■ Your task: Show me each line of the listing below where the word "https" appears.

■ Material supplied:
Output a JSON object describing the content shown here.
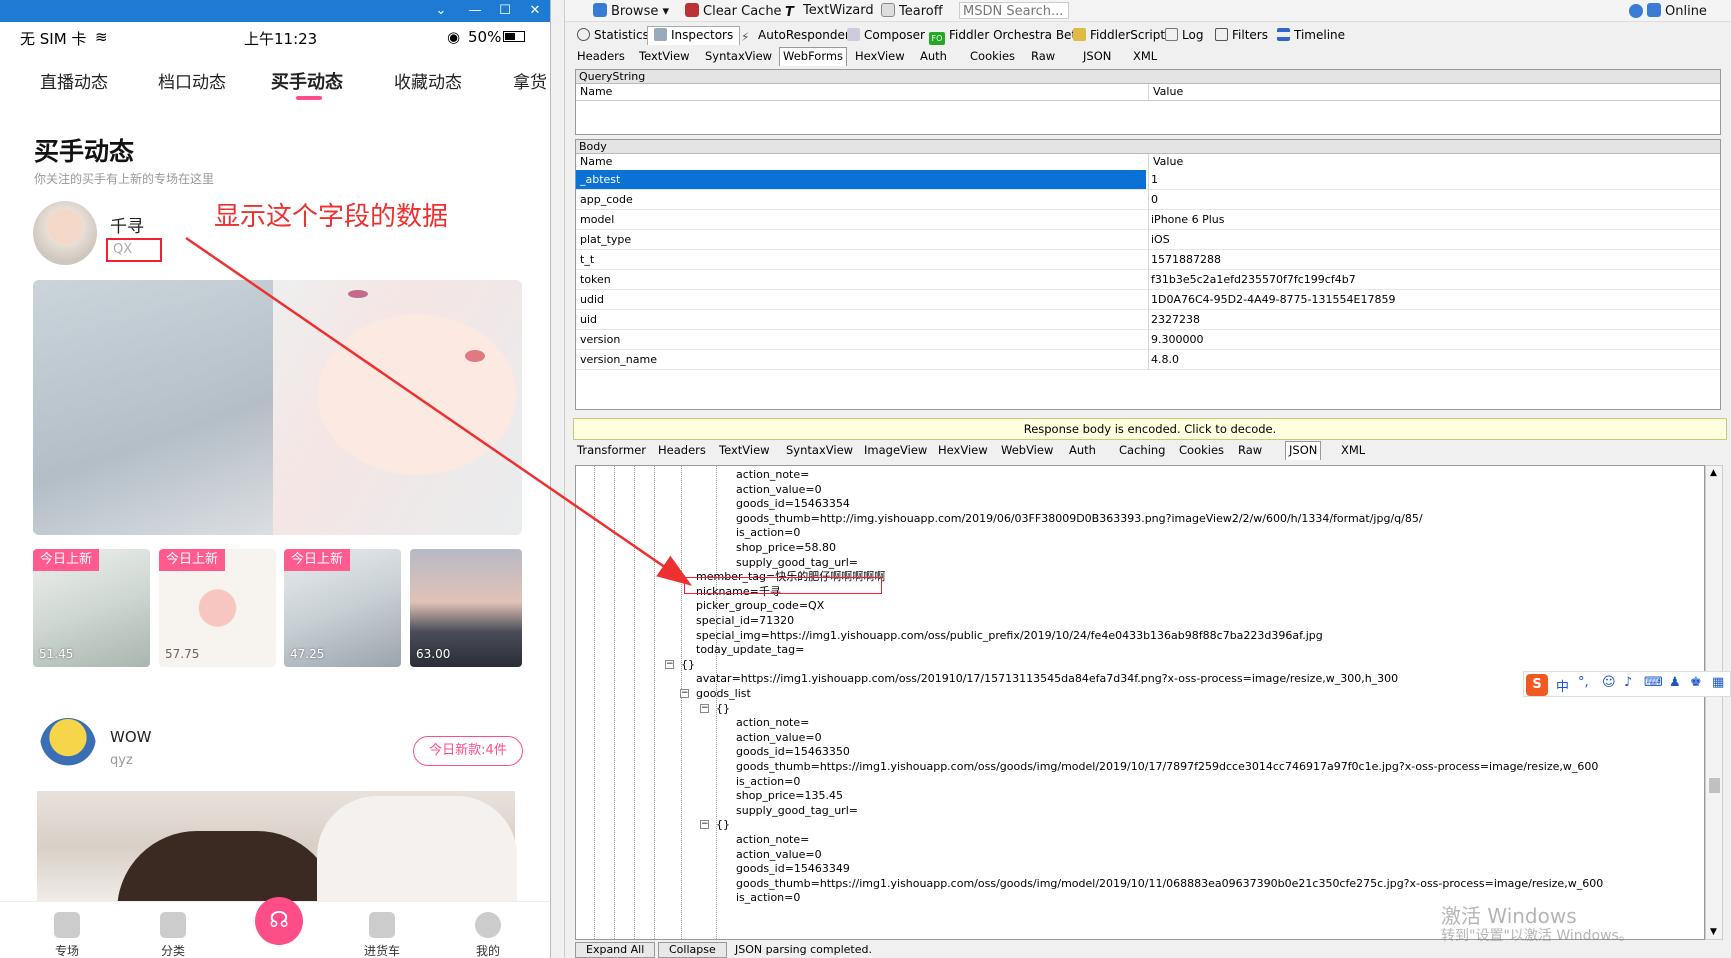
{
  "phone": {
    "status": {
      "carrier": "无 SIM 卡",
      "time": "上午11:23",
      "battery": "50%"
    },
    "tabs": [
      "直播动态",
      "档口动态",
      "买手动态",
      "收藏动态",
      "拿货"
    ],
    "section_title": "买手动态",
    "section_subtitle": "你关注的买手有上新的专场在这里",
    "user1": {
      "name": "千寻",
      "tag": "QX"
    },
    "annotation": "显示这个字段的数据",
    "thumbs": [
      {
        "badge": "今日上新",
        "price": "51.45"
      },
      {
        "badge": "今日上新",
        "price": "57.75"
      },
      {
        "badge": "今日上新",
        "price": "47.25"
      },
      {
        "badge": "",
        "price": "63.00"
      }
    ],
    "user2": {
      "name": "WOW",
      "sub": "qyz",
      "new_count": "今日新款:4件"
    },
    "bottom_nav": [
      "专场",
      "分类",
      "进货车",
      "我的"
    ]
  },
  "fiddler": {
    "toolbar": [
      "Browse",
      "Clear Cache",
      "TextWizard",
      "Tearoff",
      "MSDN Search...",
      "Online"
    ],
    "main_tabs": [
      "Statistics",
      "Inspectors",
      "AutoResponder",
      "Composer",
      "Fiddler Orchestra Beta",
      "FiddlerScript",
      "Log",
      "Filters",
      "Timeline"
    ],
    "request_tabs": [
      "Headers",
      "TextView",
      "SyntaxView",
      "WebForms",
      "HexView",
      "Auth",
      "Cookies",
      "Raw",
      "JSON",
      "XML"
    ],
    "querystring": {
      "title": "QueryString",
      "col_name": "Name",
      "col_value": "Value"
    },
    "body": {
      "title": "Body",
      "col_name": "Name",
      "col_value": "Value",
      "rows": [
        {
          "name": "_abtest",
          "value": "1"
        },
        {
          "name": "app_code",
          "value": "0"
        },
        {
          "name": "model",
          "value": "iPhone 6 Plus"
        },
        {
          "name": "plat_type",
          "value": "iOS"
        },
        {
          "name": "t_t",
          "value": "1571887288"
        },
        {
          "name": "token",
          "value": "f31b3e5c2a1efd235570f7fc199cf4b7"
        },
        {
          "name": "udid",
          "value": "1D0A76C4-95D2-4A49-8775-131554E17859"
        },
        {
          "name": "uid",
          "value": "2327238"
        },
        {
          "name": "version",
          "value": "9.300000"
        },
        {
          "name": "version_name",
          "value": "4.8.0"
        }
      ]
    },
    "encoded_banner": "Response body is encoded. Click to decode.",
    "response_tabs": [
      "Transformer",
      "Headers",
      "TextView",
      "SyntaxView",
      "ImageView",
      "HexView",
      "WebView",
      "Auth",
      "Caching",
      "Cookies",
      "Raw",
      "JSON",
      "XML"
    ],
    "json_lines": [
      "action_note=",
      "action_value=0",
      "goods_id=15463354",
      "goods_thumb=http://img.yishouapp.com/2019/06/03FF38009D0B363393.png?imageView2/2/w/600/h/1334/format/jpg/q/85/",
      "is_action=0",
      "shop_price=58.80",
      "supply_good_tag_url=",
      "member_tag=快乐的肥仔啊啊啊啊啊",
      "nickname=千寻",
      "picker_group_code=QX",
      "special_id=71320",
      "special_img=https://img1.yishouapp.com/oss/public_prefix/2019/10/24/fe4e0433b136ab98f88c7ba223d396af.jpg",
      "today_update_tag=",
      "{}",
      "avatar=https://img1.yishouapp.com/oss/201910/17/15713113545da84efa7d34f.png?x-oss-process=image/resize,w_300,h_300",
      "goods_list",
      "{}",
      "action_note=",
      "action_value=0",
      "goods_id=15463350",
      "goods_thumb=https://img1.yishouapp.com/oss/goods/img/model/2019/10/17/7897f259dcce3014cc746917a97f0c1e.jpg?x-oss-process=image/resize,w_600",
      "is_action=0",
      "shop_price=135.45",
      "supply_good_tag_url=",
      "{}",
      "action_note=",
      "action_value=0",
      "goods_id=15463349",
      "goods_thumb=https://img1.yishouapp.com/oss/goods/img/model/2019/10/11/068883ea09637390b0e21c350cfe275c.jpg?x-oss-process=image/resize,w_600",
      "is_action=0"
    ],
    "bottom": {
      "expand_all": "Expand All",
      "collapse": "Collapse",
      "status": "JSON parsing completed."
    },
    "ime": "中",
    "watermark": {
      "line1": "激活 Windows",
      "line2": "转到\"设置\"以激活 Windows。"
    }
  },
  "colors": {
    "accent_pink": "#ff4d88",
    "annotation_red": "#ee3030",
    "selection_blue": "#0a72d6"
  }
}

■ Problem solution:
      "special_img=https://img1.yishouapp.com/oss/public_prefix/2019/10/24/fe4e0433b136ab98f88c7ba223d396af.jpg",
      "avatar=https://img1.yishouapp.com/oss/201910/17/15713113545da84efa7d34f.png?x-oss-process=image/resize,w_300,h_300",
      "goods_thumb=https://img1.yishouapp.com/oss/goods/img/model/2019/10/17/7897f259dcce3014cc746917a97f0c1e.jpg?x-oss-process=image/resize,w_600",
      "goods_thumb=https://img1.yishouapp.com/oss/goods/img/model/2019/10/11/068883ea09637390b0e21c350cfe275c.jpg?x-oss-process=image/resize,w_600",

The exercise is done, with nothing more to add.